WHAT YOU ARE ASKED TO DO: Copy every line of the data that includes the string "code".

MATERIALS PROVIDED:
--------------------

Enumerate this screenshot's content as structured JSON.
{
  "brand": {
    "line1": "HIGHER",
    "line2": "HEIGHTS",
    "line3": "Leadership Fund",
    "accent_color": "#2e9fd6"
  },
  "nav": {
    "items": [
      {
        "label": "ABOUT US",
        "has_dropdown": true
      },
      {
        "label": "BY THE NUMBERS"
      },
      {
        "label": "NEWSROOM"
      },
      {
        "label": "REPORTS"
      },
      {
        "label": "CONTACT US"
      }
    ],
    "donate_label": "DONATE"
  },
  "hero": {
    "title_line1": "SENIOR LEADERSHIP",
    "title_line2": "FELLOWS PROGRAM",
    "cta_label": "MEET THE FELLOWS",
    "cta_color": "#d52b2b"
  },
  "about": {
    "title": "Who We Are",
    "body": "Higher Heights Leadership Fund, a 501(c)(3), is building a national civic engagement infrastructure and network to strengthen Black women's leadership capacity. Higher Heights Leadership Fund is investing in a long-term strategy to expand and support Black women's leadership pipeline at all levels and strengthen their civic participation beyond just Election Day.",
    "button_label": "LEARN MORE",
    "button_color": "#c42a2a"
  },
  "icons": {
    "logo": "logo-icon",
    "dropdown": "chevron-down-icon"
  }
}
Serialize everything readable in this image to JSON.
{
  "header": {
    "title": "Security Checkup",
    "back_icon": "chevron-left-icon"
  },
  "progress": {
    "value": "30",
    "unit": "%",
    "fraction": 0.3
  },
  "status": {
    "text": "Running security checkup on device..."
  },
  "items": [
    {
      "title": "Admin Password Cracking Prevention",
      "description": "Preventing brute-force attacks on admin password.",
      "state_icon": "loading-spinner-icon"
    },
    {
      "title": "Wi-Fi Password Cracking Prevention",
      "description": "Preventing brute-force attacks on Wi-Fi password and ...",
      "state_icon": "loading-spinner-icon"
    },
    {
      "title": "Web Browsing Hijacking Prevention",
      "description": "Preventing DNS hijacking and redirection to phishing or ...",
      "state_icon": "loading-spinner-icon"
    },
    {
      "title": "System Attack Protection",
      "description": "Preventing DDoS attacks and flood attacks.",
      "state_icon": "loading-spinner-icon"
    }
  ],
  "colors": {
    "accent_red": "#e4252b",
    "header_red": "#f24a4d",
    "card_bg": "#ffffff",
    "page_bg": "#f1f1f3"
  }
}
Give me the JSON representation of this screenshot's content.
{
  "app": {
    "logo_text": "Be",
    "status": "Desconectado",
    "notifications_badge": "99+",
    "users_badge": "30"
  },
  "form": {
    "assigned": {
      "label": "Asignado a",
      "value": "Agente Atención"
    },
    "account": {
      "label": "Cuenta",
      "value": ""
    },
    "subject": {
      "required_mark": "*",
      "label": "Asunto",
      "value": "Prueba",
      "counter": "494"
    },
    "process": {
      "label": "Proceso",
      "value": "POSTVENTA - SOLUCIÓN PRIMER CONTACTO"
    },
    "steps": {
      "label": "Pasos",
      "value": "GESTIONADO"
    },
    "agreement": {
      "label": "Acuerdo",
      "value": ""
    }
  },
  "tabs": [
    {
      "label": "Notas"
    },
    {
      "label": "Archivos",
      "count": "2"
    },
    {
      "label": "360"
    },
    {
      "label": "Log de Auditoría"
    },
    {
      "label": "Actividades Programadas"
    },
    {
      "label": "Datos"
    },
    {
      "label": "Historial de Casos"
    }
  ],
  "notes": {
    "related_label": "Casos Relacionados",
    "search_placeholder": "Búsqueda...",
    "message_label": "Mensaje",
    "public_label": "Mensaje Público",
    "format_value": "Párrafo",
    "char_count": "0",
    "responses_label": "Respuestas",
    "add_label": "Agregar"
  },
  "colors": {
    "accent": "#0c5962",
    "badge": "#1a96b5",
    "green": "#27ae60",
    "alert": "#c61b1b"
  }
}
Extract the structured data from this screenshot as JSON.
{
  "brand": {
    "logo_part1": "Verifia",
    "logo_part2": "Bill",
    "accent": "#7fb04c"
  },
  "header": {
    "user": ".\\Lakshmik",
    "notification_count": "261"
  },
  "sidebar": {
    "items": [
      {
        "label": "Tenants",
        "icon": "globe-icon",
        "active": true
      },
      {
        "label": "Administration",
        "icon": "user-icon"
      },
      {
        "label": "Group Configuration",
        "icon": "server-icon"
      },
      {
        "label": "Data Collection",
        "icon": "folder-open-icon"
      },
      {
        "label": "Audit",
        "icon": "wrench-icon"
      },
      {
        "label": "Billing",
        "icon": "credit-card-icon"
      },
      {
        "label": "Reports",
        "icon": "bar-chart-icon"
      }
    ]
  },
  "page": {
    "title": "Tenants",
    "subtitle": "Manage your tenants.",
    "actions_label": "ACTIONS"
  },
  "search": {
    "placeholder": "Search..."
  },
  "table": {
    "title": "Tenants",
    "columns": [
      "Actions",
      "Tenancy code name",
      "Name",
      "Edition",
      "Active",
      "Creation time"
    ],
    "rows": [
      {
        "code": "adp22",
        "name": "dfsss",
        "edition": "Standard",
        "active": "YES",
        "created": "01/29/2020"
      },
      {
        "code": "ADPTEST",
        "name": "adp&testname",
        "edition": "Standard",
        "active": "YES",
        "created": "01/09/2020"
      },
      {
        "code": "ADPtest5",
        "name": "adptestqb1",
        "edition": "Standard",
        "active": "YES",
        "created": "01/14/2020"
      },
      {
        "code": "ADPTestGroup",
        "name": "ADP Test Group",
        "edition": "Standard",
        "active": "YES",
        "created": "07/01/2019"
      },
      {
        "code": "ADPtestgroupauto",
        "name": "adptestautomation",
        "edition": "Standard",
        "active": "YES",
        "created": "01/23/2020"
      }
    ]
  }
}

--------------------

ANSWER SECTION:
      "Tenancy code name",
        "code": "adp22",
        "code": "ADPTEST",
        "code": "ADPtest5",
        "code": "ADPTestGroup",
        "code": "ADPtestgroupauto",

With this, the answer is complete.